Throughout history, fathers have had the responsibility of protecting and caring for their families. They found refuge at Terminal Island, a place where many Japanese families live either in some transition stage or for permanent residents. Too young to understand, Jeanne did not know why or where her father had been taken. It is my opinion that we cannot. Wakatsuki Ko, after thirty-five years of residence in the United States, was still prevented by law from becoming an American citizen. George Ko Wakatsuki Analyze some of the details about George Ko Wakatsuki, Jeanne's father, throughout the book. In this essay I will be explaining her journey to finding who she was.

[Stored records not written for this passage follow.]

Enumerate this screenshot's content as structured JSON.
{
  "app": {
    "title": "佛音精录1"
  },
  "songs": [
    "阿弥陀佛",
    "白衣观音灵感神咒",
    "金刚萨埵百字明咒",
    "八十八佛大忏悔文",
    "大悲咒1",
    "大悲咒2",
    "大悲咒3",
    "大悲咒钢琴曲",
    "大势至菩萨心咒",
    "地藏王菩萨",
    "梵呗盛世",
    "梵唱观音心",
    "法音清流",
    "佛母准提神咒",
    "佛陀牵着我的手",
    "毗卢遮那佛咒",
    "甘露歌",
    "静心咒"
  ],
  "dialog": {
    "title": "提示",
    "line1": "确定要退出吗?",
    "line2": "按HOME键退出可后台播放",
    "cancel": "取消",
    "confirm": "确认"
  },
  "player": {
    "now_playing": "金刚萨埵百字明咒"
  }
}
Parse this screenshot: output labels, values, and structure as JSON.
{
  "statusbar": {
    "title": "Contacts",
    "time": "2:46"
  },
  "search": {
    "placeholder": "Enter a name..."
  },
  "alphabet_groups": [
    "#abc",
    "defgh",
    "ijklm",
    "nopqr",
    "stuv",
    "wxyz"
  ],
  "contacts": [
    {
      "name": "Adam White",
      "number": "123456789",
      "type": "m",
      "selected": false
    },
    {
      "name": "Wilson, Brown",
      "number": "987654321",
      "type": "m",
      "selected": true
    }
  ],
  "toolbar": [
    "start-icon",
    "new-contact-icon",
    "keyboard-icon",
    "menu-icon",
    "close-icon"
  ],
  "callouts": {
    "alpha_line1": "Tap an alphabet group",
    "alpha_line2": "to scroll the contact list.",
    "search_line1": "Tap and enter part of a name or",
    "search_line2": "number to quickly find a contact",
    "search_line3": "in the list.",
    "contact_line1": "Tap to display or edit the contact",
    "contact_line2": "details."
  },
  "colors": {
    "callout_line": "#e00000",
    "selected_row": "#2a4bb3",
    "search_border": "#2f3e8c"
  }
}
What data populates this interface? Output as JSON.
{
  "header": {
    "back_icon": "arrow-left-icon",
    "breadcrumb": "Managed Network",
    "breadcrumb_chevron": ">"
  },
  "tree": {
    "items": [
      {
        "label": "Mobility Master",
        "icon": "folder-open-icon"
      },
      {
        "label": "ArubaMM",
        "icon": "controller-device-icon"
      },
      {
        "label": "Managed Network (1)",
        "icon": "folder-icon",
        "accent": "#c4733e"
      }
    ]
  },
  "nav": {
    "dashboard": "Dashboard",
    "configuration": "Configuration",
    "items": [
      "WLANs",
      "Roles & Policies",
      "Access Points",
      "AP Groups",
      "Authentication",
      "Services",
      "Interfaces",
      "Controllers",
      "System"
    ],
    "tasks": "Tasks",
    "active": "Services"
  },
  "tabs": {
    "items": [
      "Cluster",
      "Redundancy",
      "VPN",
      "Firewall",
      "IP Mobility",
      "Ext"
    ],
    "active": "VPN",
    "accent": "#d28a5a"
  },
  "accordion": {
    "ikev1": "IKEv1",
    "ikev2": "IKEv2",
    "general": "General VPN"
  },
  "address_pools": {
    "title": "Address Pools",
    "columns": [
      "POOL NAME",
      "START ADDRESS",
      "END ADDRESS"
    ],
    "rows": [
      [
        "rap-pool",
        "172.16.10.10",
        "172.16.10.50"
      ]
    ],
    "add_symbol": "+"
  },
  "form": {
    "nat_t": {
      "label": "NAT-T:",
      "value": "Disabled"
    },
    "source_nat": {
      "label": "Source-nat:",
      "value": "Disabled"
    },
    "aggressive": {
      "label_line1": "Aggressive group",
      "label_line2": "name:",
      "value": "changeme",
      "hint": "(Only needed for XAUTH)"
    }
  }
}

She even referred to this catalogue as the same as God. The ironic part of it is that her family spent their entire time together in the same camp. The separation of the Wakatsuki family is a second effect of the evacuation and internment. Since she had taken baton at Manzanar she made the marching band as majorette. The internment of the Japanese affects the Japanese American community in many ways; in the book Farewell to Manzanar, Papa is the one who changes the most dramatically during and after their experiences in Manzanar. Describe the events that took place in the reservoir shack. These various nationalities converge to contribute individual components of their cultures creating the structure of American society.
The return of the patriarch further separates the family. In the community of Fowlerville, there are people discriminated against. Even though he himself left that life behind him in Japan to move to America. According to Kent 2008, p. But her father criticized this activity, saying she should not try to become American, but rather take up some traditional Japanese activity, like Odori dancing. Because of this distrust, our government put them into internment camps.

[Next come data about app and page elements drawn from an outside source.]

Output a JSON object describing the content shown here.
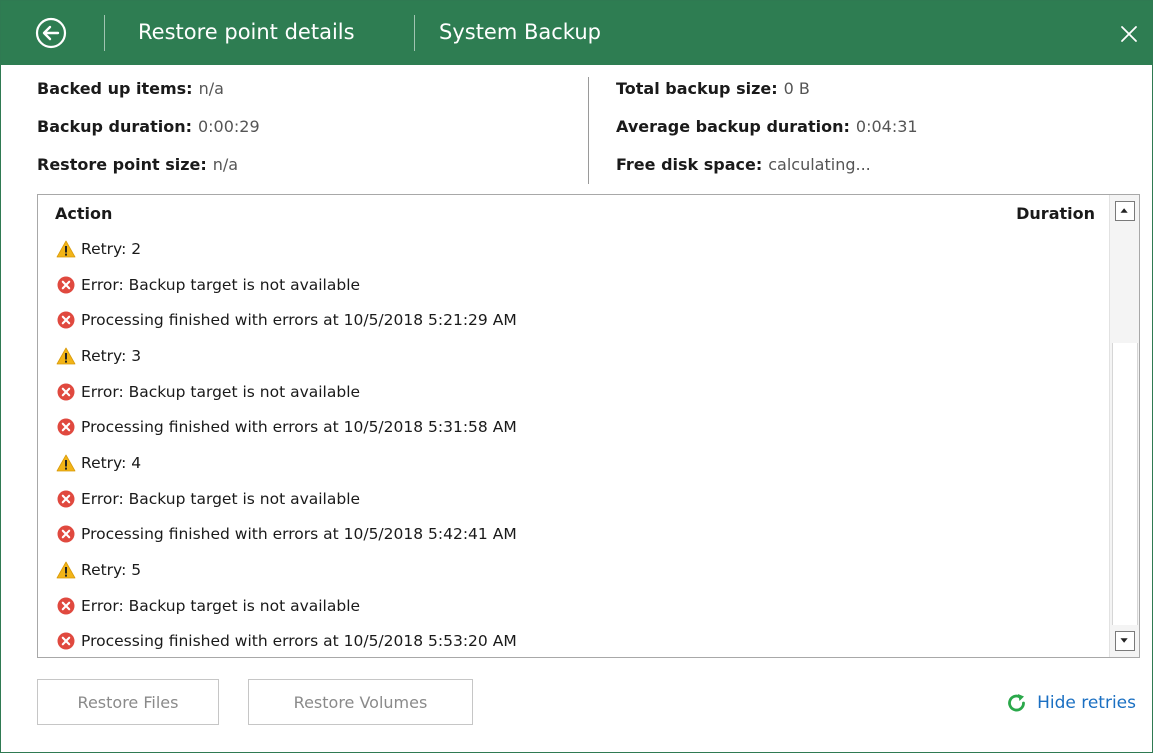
{
  "titlebar": {
    "tab_restore": "Restore point details",
    "tab_backup": "System Backup"
  },
  "summary": {
    "left": [
      {
        "label": "Backed up items:",
        "value": "n/a"
      },
      {
        "label": "Backup duration:",
        "value": "0:00:29"
      },
      {
        "label": "Restore point size:",
        "value": "n/a"
      }
    ],
    "right": [
      {
        "label": "Total backup size:",
        "value": "0 B"
      },
      {
        "label": "Average backup duration:",
        "value": "0:04:31"
      },
      {
        "label": "Free disk space:",
        "value": "calculating..."
      }
    ]
  },
  "log": {
    "headers": {
      "action": "Action",
      "duration": "Duration"
    },
    "rows": [
      {
        "type": "warning-icon",
        "text": "Retry: 2"
      },
      {
        "type": "error-icon",
        "text": "Error: Backup target is not available"
      },
      {
        "type": "error-icon",
        "text": "Processing finished with errors at 10/5/2018 5:21:29 AM"
      },
      {
        "type": "warning-icon",
        "text": "Retry: 3"
      },
      {
        "type": "error-icon",
        "text": "Error: Backup target is not available"
      },
      {
        "type": "error-icon",
        "text": "Processing finished with errors at 10/5/2018 5:31:58 AM"
      },
      {
        "type": "warning-icon",
        "text": "Retry: 4"
      },
      {
        "type": "error-icon",
        "text": "Error: Backup target is not available"
      },
      {
        "type": "error-icon",
        "text": "Processing finished with errors at 10/5/2018 5:42:41 AM"
      },
      {
        "type": "warning-icon",
        "text": "Retry: 5"
      },
      {
        "type": "error-icon",
        "text": "Error: Backup target is not available"
      },
      {
        "type": "error-icon",
        "text": "Processing finished with errors at 10/5/2018 5:53:20 AM"
      }
    ]
  },
  "buttons": {
    "restore_files": "Restore Files",
    "restore_volumes": "Restore Volumes"
  },
  "links": {
    "hide_retries": "Hide retries"
  },
  "colors": {
    "titlebar": "#2e7d52",
    "warning": "#f2b417",
    "error": "#e0493f",
    "link": "#1a6fc2",
    "refresh_icon": "#2aa84a"
  }
}
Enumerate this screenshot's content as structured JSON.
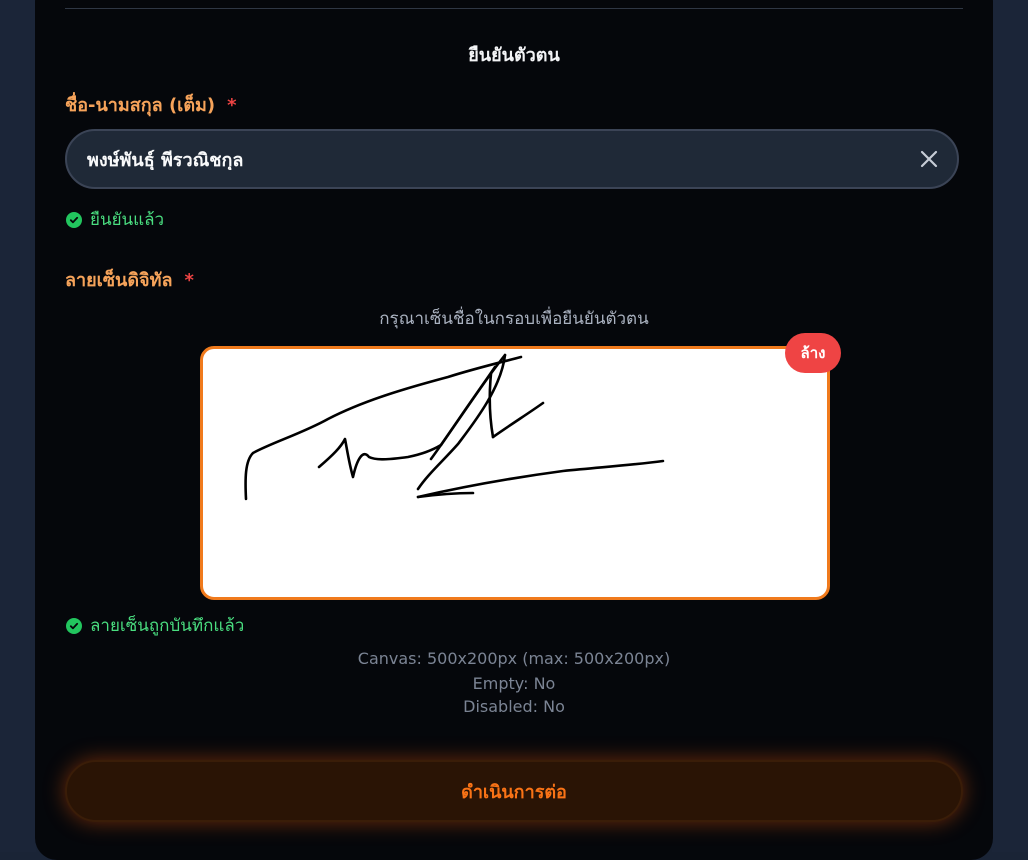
{
  "form": {
    "section_title": "ยืนยันตัวตน",
    "name_label": "ชื่อ-นามสกุล (เต็ม)",
    "required_mark": "*",
    "name_value": "พงษ์พันธุ์ พีรวณิชกุล",
    "name_status": "ยืนยันแล้ว",
    "signature_label": "ลายเซ็นดิจิทัล",
    "signature_hint": "กรุณาเซ็นชื่อในกรอบเพื่อยืนยันตัวตน",
    "clear_label": "ล้าง",
    "signature_status": "ลายเซ็นถูกบันทึกแล้ว",
    "debug_canvas": "Canvas: 500x200px (max: 500x200px)",
    "debug_empty": "Empty: No",
    "debug_disabled": "Disabled: No",
    "continue_label": "ดำเนินการต่อ"
  },
  "colors": {
    "accent": "#f97316",
    "label": "#f6a35a",
    "required": "#ef4444",
    "success": "#4ade80",
    "panel": "#05070b"
  },
  "icons": {
    "clear_input": "close-icon",
    "status": "check-circle-icon"
  }
}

They include the effects of internment on the characters and how the novel compares to other books with wartime themes. But now it was time for Jeanne's family to do something. The barracks were too small for any in-home activity and the children were forced, not like they objected, to be outside all the time. Why does she choose to leave the war out of her story for the most part? The first Japanese majorette ever at her school. While Papa is living life very simply and seemingly carefree about himself, he becomes more concerned about others in a strange way. The Fruitvale Branch of Manzana Insurance is experiencing loss of business due to late renewals, and long lead times on new policies and quotes.

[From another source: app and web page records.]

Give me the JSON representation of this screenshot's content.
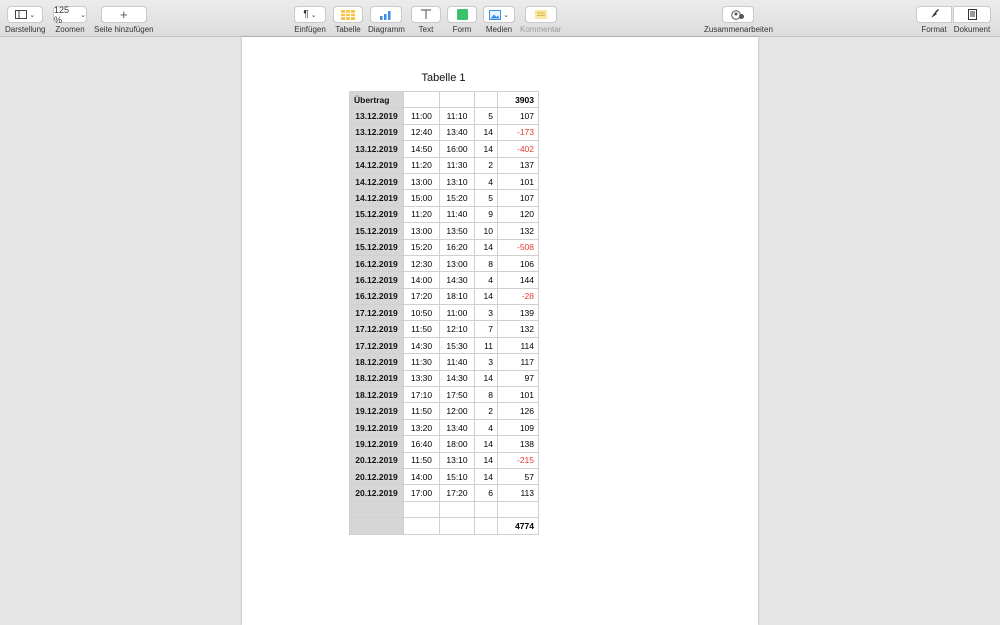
{
  "toolbar": {
    "left": [
      {
        "label": "Darstellung",
        "icon": "sidebar-icon"
      },
      {
        "label": "Zoomen",
        "value": "125 %"
      },
      {
        "label": "Seite hinzufügen",
        "icon": "plus-icon"
      }
    ],
    "center": [
      {
        "label": "Einfügen",
        "icon": "paragraph-icon"
      },
      {
        "label": "Tabelle",
        "icon": "table-icon"
      },
      {
        "label": "Diagramm",
        "icon": "chart-icon"
      },
      {
        "label": "Text",
        "icon": "text-icon"
      },
      {
        "label": "Form",
        "icon": "shape-icon"
      },
      {
        "label": "Medien",
        "icon": "media-icon"
      },
      {
        "label": "Kommentar",
        "icon": "comment-icon"
      }
    ],
    "collaborate": {
      "label": "Zusammenarbeiten",
      "icon": "collaborate-icon"
    },
    "right": [
      {
        "label": "Format",
        "icon": "brush-icon"
      },
      {
        "label": "Dokument",
        "icon": "document-icon"
      }
    ]
  },
  "table": {
    "title": "Tabelle 1",
    "carry": {
      "label": "Übertrag",
      "value": "3903"
    },
    "rows": [
      [
        "13.12.2019",
        "11:00",
        "11:10",
        "5",
        "107"
      ],
      [
        "13.12.2019",
        "12:40",
        "13:40",
        "14",
        "-173"
      ],
      [
        "13.12.2019",
        "14:50",
        "16:00",
        "14",
        "-402"
      ],
      [
        "14.12.2019",
        "11:20",
        "11:30",
        "2",
        "137"
      ],
      [
        "14.12.2019",
        "13:00",
        "13:10",
        "4",
        "101"
      ],
      [
        "14.12.2019",
        "15:00",
        "15:20",
        "5",
        "107"
      ],
      [
        "15.12.2019",
        "11:20",
        "11:40",
        "9",
        "120"
      ],
      [
        "15.12.2019",
        "13:00",
        "13:50",
        "10",
        "132"
      ],
      [
        "15.12.2019",
        "15:20",
        "16:20",
        "14",
        "-508"
      ],
      [
        "16.12.2019",
        "12:30",
        "13:00",
        "8",
        "106"
      ],
      [
        "16.12.2019",
        "14:00",
        "14:30",
        "4",
        "144"
      ],
      [
        "16.12.2019",
        "17:20",
        "18:10",
        "14",
        "-28"
      ],
      [
        "17.12.2019",
        "10:50",
        "11:00",
        "3",
        "139"
      ],
      [
        "17.12.2019",
        "11:50",
        "12:10",
        "7",
        "132"
      ],
      [
        "17.12.2019",
        "14:30",
        "15:30",
        "11",
        "114"
      ],
      [
        "18.12.2019",
        "11:30",
        "11:40",
        "3",
        "117"
      ],
      [
        "18.12.2019",
        "13:30",
        "14:30",
        "14",
        "97"
      ],
      [
        "18.12.2019",
        "17:10",
        "17:50",
        "8",
        "101"
      ],
      [
        "19.12.2019",
        "11:50",
        "12:00",
        "2",
        "126"
      ],
      [
        "19.12.2019",
        "13:20",
        "13:40",
        "4",
        "109"
      ],
      [
        "19.12.2019",
        "16:40",
        "18:00",
        "14",
        "138"
      ],
      [
        "20.12.2019",
        "11:50",
        "13:10",
        "14",
        "-215"
      ],
      [
        "20.12.2019",
        "14:00",
        "15:10",
        "14",
        "57"
      ],
      [
        "20.12.2019",
        "17:00",
        "17:20",
        "6",
        "113"
      ]
    ],
    "total": "4774",
    "negative_color": "#e23b2e"
  }
}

Though this may initially seem a work of fiction, Jeanne Wakatsuki Houston presents in this book not only an autobiography, but also a very acurate portrait of events as they occurred. No longer people, but animals hearded off to some unknown place. Jeanne was discovering new things, and before her father's return became seriously interested in Catholicism. Throughout history, fathers have had the responsibility of protecting and caring for their families. Papa was a good father and displayed several traits that distinguished him as the patriarch of his family. Some people may argue that The Japanese Americans deserved to be treated the way they did.
Although what the Japanese Americans went through was years ago, we still see examples of inaccurate attitudes of discrimination, and assumptions based on fear and outdated concerns today. In one of his abusive rages, Ko nearly strikes Mama but Kiyo, his son, punches him in the face. Papa is a very authoritative man, who enjoys being in charge of his family and throughout the entire novel his loyalty to his family and country is evident to the reader. The quote can be taken to be both an insult and a compliment as it differentiates bias and hatred stating that bias is not always malicious. Jeanne Wakatsuki was born on September 26, 1934, in Inglewood, California, to George Ko Wakatsuki and Riku Sugai Wakatsuki. Since being deserted by her family, Jeanne takes a sudden interest in the other people I the camp and even begins studying religious questions with a.
The beating and arrest caused a riot. Again they found refuge in a minority ghetto in Boyle Heights, Los Angeles. In the novel Farewell to Manzanar by Jeanne Wakatsuki Houston and James D. Camp life grows difficult as a result of pro-Japanese riots and forced loyalty oaths. Before being imprisoned, he had great dignity and loyalty, but now seemed to have lost that. Likewise, mealtimes herd families through chow lines in barbaric assembly-line fashion, but Japanese tradition restores the niceties of home through shared pots of tea and whatever amenities can be squeezed out of small gardens, visits, and the singing of the Japanese national anthem. He maintained his dignity and led the agents out of his house without causing any type of chaos or problems.
The story is short but the reader discovers Jeanne desire for being the shining center of attention and the reader is surprised at the lengths she would go to be at the center. . Growing up in southern California, she was the youngest of ten children living in a middle-to lower class, but comfortable life style with her large family. In the camps, the Wakatsukis stop eating together in the mess halls. She had finally been able to see that Manzanar was one giant stepping stone she had climbed, and that gave her worth, so she could feel at peace with herself. In 1942, President Franklin D.